NEW DELHI: Even as debates rage on regarding film and television content with the government admitting complaints regarding vulgar advertisements on TV are received regularly and addressed, Ministry of Information and Broadcasting (MIB) has said there’s no move yet to regulate TV content via an existing body.
Dwelling on the Central Board of Film Certification (CBFC), its recent run-ins with films producers on alleged censorships and a proposed restructuring of the certification body, Minister of State for MIB Rajyavardhan Rathore has said government doesn’t propose to regulate TV content via CBFC.
Rathore made these observations regarding CBFC and TV content regulation in Parliament last week
Holding forth on CBFC, the minister admitted that a restructuring report by the Shyam Benegal Committee was “under examination”, but added the government had not received any formal complaint/representation from the Indian film industry regarding the functioning of CBFC.
Rathore told Lok Sabha (Lower House of Parliament) late last week that differences in opinion relating to certification of individual films do exist between the producers and the Board. Such cases are dealt with in accordance with the provisions of the Cinematograph Act 1952, he added.
The existing system under the Cinematograph Act, 1952 provides the requisite checks and balances as far as certification of films is concerned. Periodical reviews by expert committees are undertaken. Sufficient provisions for addressing grievances of film producers with regard to film certification exist in present regulations, the junior MIB minister informed fellow parliamentarians.
A review committee under noted film-maker Shyam Benegal was constituted by MIB some time back. The committee has given its report suggesting some radical changes in the CBFC’s functioning and role.
Complaints regarding vulgarity in TV ads
A total of 49 complaints – four in 2016 – for vulgarity in advertisements on television channels were reported to MIB since 2013.
In most cases, advisories were issued to TV channels concerned, but there were a few cases where the channels had to run apology scrolls or were forced to shut down for a fixed period.
There were also two instances of advisories to all channels in these years.
According to figures available with MIB, there were 26 complaints in 2013, nine in 2014, eleven in 2015 and four so far this year.
Only Manoranjan TV, FTV, and NTV have figured thrice in these years for broadcast of vulgarity in advertisements.
Under existing regulatory framework, all programmes and advertisements telecast on TV channels and transmitted/retransmitted through cable TV networks and DTH platforms are required to adhere to the Programme and Advertising Codes prescribed under the Cable TV Networks (Regulation) Act, 1995.

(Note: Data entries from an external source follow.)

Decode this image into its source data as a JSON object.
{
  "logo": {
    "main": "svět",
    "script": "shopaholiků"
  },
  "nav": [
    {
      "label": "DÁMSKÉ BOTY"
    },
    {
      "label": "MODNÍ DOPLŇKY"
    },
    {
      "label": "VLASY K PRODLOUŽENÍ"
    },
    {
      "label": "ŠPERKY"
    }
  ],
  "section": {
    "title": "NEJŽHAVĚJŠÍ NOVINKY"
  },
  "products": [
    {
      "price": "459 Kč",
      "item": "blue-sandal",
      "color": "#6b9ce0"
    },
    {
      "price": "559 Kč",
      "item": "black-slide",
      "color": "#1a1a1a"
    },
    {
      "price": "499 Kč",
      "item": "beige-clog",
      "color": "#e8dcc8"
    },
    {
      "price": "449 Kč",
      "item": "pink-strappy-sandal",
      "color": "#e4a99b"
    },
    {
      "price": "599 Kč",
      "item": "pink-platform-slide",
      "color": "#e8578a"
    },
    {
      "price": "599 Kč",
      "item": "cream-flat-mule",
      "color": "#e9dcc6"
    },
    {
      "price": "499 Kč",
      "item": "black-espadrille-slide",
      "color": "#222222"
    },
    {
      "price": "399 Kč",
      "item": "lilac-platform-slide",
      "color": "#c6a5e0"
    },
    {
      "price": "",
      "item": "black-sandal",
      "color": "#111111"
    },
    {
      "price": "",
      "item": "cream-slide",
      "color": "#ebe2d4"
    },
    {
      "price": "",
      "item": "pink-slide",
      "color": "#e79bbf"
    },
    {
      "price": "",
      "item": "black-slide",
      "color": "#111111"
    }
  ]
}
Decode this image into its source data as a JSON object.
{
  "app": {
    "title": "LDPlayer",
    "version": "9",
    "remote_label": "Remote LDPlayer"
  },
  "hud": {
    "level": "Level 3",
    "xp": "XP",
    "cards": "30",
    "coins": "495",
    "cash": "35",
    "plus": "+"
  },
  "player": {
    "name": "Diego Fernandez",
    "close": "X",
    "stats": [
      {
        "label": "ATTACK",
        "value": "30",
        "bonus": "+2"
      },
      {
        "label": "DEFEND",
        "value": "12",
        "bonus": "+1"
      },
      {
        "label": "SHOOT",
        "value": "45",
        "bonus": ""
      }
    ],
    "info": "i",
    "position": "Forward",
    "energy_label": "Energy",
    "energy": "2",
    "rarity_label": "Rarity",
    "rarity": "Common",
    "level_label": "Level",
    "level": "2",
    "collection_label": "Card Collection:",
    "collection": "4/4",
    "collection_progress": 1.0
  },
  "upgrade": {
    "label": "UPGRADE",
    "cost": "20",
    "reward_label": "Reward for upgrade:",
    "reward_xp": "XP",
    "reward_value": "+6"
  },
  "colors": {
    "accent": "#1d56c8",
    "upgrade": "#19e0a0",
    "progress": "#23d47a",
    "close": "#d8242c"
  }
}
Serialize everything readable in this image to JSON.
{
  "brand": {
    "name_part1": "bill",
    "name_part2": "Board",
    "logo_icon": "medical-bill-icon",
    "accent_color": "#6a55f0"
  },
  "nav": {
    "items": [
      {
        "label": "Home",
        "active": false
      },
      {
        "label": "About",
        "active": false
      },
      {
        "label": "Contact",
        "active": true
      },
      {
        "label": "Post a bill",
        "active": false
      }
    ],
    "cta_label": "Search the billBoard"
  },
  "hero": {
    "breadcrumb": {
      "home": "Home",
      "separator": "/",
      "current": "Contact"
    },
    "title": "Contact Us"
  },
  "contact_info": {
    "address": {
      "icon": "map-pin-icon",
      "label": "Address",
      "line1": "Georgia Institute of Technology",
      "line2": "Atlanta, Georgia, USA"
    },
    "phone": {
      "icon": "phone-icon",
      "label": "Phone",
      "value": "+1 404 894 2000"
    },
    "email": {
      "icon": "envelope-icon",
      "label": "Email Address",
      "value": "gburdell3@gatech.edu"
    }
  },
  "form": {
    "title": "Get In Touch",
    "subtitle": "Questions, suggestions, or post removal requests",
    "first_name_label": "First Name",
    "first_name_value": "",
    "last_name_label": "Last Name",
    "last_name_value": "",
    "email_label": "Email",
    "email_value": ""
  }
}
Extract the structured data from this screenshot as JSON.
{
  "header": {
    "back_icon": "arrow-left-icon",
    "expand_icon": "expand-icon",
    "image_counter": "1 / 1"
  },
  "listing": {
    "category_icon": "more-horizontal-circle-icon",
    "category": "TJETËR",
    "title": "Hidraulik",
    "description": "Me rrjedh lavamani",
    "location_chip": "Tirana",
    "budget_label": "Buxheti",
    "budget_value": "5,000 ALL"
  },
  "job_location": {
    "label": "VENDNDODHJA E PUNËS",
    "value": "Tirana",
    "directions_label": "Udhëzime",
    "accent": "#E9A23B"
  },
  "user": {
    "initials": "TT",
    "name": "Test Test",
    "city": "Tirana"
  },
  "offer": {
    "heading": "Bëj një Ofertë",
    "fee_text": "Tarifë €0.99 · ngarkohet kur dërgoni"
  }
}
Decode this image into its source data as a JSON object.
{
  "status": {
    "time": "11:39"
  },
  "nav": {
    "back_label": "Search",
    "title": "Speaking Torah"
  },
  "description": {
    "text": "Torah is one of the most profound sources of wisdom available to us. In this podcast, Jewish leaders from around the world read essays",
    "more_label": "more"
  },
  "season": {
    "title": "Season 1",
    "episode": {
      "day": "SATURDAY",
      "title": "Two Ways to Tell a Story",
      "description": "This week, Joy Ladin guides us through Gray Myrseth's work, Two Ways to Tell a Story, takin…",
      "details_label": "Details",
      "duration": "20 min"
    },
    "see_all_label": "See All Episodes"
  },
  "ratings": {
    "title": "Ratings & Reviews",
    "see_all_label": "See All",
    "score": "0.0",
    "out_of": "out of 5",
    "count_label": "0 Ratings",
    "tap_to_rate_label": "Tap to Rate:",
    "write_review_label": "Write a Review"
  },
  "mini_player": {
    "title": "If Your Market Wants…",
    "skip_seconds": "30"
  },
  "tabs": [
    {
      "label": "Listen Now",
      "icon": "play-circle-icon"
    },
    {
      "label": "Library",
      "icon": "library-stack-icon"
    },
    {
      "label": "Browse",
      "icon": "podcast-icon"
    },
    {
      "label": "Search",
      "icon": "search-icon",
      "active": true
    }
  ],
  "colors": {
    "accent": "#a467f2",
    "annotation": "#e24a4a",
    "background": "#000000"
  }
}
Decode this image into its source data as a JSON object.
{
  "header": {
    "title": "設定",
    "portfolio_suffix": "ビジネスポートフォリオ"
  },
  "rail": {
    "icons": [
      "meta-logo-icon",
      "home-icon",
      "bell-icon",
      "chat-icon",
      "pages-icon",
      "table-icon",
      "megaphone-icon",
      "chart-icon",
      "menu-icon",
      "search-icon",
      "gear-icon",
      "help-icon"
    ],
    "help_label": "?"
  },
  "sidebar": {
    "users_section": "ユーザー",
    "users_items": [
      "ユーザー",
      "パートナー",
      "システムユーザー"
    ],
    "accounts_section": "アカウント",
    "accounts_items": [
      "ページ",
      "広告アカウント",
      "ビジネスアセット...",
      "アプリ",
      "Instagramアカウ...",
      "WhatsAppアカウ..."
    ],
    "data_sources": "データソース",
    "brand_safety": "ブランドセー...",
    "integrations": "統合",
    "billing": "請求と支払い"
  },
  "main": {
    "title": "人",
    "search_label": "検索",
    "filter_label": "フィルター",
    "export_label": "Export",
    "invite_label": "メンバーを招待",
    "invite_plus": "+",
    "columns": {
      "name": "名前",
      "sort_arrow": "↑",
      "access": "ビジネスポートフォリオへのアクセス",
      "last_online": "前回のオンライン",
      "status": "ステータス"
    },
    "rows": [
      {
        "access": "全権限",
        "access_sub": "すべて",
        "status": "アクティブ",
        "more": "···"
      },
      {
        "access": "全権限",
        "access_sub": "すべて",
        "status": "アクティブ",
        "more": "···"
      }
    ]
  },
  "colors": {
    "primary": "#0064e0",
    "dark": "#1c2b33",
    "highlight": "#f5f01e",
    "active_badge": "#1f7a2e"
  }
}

Action is taken suo-motu as well as when violations are brought to the notice of the ministry.
These codes contain a whole range of parameters to regulate programmes and advertisements, including provisions to address content of obscenity, vulgarity and violence in TV programmes and advertisements.
Information from the Electronic Media Monitoring Centre (EMMC) and other sources like an Inter-Ministerial Committee (IMC) are collated on prima facie violation of the Programme and Advertising Codes for the MIB to pursue the matter.
Government said directions to the States have been issued to set up district-level and State-level monitoring committees to monitor content telecast on cable TV channels. These are recommendatory bodies, which function to aid and assist MIB.